Start of Supplied information
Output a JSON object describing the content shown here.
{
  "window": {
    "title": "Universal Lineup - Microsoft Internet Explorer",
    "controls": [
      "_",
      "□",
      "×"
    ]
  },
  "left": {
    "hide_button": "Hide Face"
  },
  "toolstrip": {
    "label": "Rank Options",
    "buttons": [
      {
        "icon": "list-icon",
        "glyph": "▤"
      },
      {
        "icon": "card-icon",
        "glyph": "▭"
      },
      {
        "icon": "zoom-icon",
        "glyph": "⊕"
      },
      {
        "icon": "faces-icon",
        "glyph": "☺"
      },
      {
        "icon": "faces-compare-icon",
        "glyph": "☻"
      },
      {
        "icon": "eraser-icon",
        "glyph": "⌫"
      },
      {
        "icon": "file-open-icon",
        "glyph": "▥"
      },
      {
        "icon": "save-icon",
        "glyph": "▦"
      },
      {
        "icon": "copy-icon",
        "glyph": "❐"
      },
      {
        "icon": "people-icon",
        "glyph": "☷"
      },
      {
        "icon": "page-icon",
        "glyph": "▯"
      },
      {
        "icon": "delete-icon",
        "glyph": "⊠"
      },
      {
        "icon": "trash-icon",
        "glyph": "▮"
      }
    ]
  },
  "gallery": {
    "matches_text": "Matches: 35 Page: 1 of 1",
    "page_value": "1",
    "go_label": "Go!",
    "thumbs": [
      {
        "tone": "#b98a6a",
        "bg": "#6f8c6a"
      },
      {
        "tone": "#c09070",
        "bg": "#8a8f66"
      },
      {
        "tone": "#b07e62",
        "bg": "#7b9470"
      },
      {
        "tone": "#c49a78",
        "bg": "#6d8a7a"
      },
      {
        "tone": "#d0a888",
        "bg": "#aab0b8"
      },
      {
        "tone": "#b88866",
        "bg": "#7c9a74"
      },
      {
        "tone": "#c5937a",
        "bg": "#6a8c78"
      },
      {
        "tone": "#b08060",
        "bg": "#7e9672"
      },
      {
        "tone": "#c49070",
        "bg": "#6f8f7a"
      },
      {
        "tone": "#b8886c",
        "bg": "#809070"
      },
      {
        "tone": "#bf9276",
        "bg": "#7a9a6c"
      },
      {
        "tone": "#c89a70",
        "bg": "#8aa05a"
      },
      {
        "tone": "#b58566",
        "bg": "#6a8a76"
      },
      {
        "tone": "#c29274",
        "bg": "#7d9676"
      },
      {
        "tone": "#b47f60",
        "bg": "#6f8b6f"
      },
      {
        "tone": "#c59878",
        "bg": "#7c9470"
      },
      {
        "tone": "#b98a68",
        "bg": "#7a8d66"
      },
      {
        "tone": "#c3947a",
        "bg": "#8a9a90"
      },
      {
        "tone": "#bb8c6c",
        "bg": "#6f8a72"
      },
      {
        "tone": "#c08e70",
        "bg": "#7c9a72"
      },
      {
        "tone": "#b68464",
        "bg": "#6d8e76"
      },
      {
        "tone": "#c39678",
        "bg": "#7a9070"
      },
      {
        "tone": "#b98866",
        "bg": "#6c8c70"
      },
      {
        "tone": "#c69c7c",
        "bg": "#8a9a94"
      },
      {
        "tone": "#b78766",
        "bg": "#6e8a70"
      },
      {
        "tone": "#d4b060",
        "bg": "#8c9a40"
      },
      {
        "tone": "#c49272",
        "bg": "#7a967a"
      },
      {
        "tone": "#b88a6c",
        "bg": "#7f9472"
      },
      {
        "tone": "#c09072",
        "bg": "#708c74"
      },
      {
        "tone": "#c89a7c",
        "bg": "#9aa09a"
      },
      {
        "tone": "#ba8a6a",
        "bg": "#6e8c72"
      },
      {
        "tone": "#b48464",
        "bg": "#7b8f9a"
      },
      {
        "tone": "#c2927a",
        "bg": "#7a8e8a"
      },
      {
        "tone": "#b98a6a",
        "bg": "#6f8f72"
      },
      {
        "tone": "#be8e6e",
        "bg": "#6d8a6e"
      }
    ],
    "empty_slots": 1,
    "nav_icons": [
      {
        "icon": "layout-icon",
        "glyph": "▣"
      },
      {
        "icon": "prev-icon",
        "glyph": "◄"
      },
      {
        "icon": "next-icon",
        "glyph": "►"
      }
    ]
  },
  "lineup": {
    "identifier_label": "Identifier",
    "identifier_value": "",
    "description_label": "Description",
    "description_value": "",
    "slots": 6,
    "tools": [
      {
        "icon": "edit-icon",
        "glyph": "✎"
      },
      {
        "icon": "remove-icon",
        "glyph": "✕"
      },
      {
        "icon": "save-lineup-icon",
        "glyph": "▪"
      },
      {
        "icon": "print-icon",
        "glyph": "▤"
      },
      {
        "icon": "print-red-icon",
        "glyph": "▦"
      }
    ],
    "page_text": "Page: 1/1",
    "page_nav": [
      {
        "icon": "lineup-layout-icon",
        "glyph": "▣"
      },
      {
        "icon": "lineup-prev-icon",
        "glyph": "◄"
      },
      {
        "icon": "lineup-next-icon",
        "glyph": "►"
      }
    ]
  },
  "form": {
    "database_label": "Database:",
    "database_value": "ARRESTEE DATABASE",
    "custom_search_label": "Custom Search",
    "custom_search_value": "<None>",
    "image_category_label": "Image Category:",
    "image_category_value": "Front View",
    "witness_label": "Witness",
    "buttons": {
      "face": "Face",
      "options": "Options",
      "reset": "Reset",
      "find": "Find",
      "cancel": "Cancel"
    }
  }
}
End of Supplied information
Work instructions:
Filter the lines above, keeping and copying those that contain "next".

Answer area:
        "icon": "next-icon",
        "icon": "lineup-next-icon",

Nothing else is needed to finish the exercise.